Technically, I suppose I am a Yankee... or worse yet, a d-mn Yankee (one who came south and stayed) in a Corps that has a strong Southern heritage. Having grown up, (at least part-way) in Illinois, I was familiar with hominy... that being field corn (grown for animal feed) that has been soaked in lye water until the hard outer part of the kernel is gone, and the remaining starch is swollen to three, four times its original size. We had it for a side dish occasionally, and then as now, it came out of a can.
Fast forward to life in the 50's FMF... where you'd hear something like "let's go to the mess hall and get some grits"... they never had them, nor hominy either (the real name of grits is 'hominy grits'), so I came to assume that 'grits' was just slang lingo for 'food'... any kind...

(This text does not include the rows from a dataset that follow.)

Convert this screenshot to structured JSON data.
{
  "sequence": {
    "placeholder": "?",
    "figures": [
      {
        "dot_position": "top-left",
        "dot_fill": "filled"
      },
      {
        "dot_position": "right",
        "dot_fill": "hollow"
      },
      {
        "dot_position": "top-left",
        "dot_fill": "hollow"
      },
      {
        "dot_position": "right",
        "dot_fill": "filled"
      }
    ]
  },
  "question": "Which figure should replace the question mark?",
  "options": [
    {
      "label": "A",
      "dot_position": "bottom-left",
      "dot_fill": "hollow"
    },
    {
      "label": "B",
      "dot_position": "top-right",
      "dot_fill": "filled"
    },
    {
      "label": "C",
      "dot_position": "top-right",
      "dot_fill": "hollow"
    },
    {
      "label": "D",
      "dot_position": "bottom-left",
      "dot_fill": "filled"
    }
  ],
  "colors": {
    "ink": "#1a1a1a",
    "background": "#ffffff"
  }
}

Fast forward even more, to the summer of 1968, when then Lt. DDick was shipped to Redstone Arsenal near Huntsville, AL, to attend the Army's "Ammunition Officer" course... the school included a trip over to Anniston, AL, to the huge Army Depot, where they had 1,199 magazines (used to have 1,200... until one full of deteriorating rifle powder blew one midnight... they claim a Delta pilot lifting off from Atlanta radioed in that the Ruskies had just nuked us)... anyway, they filled a bus with Lts in the early dawn, with a pre-arranged breakfast stop at the Anniston Holiday Inn. We filed in (smartly, in the case of the only Marine) and took seats at a long table. The first waitress came by with a tray of small dishes, and plopped a small bowl of what I took to be wallpaper paste in front of each of us. I had not ordered anything beyond coffee, yet, and certainly not this 'stuff', so I demurely asked this gum-snapper... "Miss?... what is this? (pointing to the dish of grits)... She looked at me as though I had just arrived from the far side of the moon (which, if you're from Anniston, ain't too far) and declared: "Why... those are gree-its!" Being my usual suave and deboner self, I managed a gentlemanly (act of Congress, etc...) reply of "You're sh-t-n' me!" Turned out, she wasn't... tried 'em, liked 'em, been eatin 'em ever since... cheese is good once in a while, but for an excuse to consume butter and salt, grits beat even popcorn... Grits is just the ground-up version of the expanded corn kernel...
Lost and Found
Just wondering if there are any of my old buddies around yet that were at Parris Island in 1948 (Plt 148) and Cherry Point in 1949 and 1950.
Guarding the Gates Of Heaven
MSgt Hiahwahnahi, Richard Neal, Machine gunner, went to be with his Lord, 07:55, 20 Jan 2013. Just in time for colors.
"We've backed off in good faith to try and give you a chance to straighten this problem out. But I am going to beg with you for a minute. I'm going to plead with you, do not cross us. Because if you do, the survivors will write about what we do here for 10,00 years."
--General James "Mad Dog" Mattis
"Panic sweeps my men when they are facing the AMERICAN MARINES."
--Captured North Korean Major
"What, then, do they want a government for? Not to regulate commerce; not to educate the people; not to teach religion, not to administer charity; not to make roads and railways; but simply to defend the natural rights of man -- to protect person and property -- to prevent the aggressions of the powerful upon the weak -- in a word, to administer justice. This is the natural, the original, office of a government. It was not intended to do less: it ought not to be allowed to do more."
--Herbert Spencer, "The Proper Sphere of Government" 
"It's hard to imagine a more stupid or more dangerous way of making decisions than by putting those decisions in the hands of people who pay no price for being wrong."
--Thomas Sowell, Economist, Marine
"Teufelhunde! (Devil Dogs)"
--German Soldiers, WWI at Belleau Wood
"Good people don't need laws to tell them to act responsibly... and bad people will find a way around the laws."
"Do not attack the First Marine Division. Leave the yellowlegs alone. Strike the American Army."
--Orders given to Communist troops in the Korean War; shortly afterward, the Marines were ordered to not wear their khaki leggings.
"2nd Fumble, Stumble, Stagger, and Gag"
"Lean back... dig 'em in... heels, heels, heels"